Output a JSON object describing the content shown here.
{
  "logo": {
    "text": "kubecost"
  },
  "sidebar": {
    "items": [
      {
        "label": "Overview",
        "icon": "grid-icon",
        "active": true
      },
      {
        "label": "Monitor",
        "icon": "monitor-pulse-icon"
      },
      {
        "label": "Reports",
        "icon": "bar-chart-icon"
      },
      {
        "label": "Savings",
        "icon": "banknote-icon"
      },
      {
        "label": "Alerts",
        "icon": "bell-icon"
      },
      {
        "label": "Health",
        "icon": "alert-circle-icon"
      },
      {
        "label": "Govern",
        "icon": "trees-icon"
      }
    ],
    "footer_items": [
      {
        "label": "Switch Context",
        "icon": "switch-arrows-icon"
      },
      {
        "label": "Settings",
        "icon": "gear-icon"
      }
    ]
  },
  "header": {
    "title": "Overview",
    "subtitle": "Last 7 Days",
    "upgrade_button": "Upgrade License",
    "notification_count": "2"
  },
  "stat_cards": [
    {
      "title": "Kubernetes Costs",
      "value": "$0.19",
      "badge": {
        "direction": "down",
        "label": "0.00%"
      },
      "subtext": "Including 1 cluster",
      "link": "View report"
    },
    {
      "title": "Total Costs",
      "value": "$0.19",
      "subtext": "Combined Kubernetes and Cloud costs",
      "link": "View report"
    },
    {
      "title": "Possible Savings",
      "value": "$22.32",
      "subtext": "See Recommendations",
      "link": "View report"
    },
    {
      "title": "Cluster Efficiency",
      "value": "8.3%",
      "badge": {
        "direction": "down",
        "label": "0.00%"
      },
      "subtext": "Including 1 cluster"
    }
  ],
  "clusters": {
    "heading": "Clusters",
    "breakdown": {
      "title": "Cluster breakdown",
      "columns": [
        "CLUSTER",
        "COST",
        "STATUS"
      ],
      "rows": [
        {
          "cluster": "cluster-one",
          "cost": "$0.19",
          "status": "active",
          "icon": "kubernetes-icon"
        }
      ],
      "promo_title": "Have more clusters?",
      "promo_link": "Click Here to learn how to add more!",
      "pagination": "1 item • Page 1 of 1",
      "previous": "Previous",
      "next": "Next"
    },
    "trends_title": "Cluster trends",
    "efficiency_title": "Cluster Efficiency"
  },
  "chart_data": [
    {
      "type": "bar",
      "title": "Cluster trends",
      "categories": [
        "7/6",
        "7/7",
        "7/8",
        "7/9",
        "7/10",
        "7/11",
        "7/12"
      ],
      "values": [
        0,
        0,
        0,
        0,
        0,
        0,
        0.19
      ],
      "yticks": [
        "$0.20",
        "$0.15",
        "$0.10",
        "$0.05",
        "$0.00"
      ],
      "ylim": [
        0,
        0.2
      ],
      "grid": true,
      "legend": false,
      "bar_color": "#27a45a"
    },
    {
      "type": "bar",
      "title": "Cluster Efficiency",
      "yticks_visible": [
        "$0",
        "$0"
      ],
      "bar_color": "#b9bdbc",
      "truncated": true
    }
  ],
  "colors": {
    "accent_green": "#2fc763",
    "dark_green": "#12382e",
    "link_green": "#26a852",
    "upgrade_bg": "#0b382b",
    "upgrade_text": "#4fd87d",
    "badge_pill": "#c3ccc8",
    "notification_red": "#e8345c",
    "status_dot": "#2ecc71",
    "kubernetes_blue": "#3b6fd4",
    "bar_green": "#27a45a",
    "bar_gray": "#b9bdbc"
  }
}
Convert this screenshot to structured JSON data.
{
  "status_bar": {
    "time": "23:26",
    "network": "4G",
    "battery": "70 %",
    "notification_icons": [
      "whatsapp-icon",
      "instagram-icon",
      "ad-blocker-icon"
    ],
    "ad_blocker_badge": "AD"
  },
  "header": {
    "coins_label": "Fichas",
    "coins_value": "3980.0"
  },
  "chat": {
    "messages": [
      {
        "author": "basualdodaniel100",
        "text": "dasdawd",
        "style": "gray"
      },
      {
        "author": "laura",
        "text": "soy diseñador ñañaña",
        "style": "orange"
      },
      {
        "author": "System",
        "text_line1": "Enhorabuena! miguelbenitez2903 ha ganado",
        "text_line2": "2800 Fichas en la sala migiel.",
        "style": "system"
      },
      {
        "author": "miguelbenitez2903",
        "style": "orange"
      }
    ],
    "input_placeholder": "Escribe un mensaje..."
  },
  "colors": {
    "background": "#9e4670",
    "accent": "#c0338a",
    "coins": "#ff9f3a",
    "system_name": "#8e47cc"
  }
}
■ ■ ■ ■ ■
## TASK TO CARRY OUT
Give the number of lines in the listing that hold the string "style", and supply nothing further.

## RESPONSE AREA
4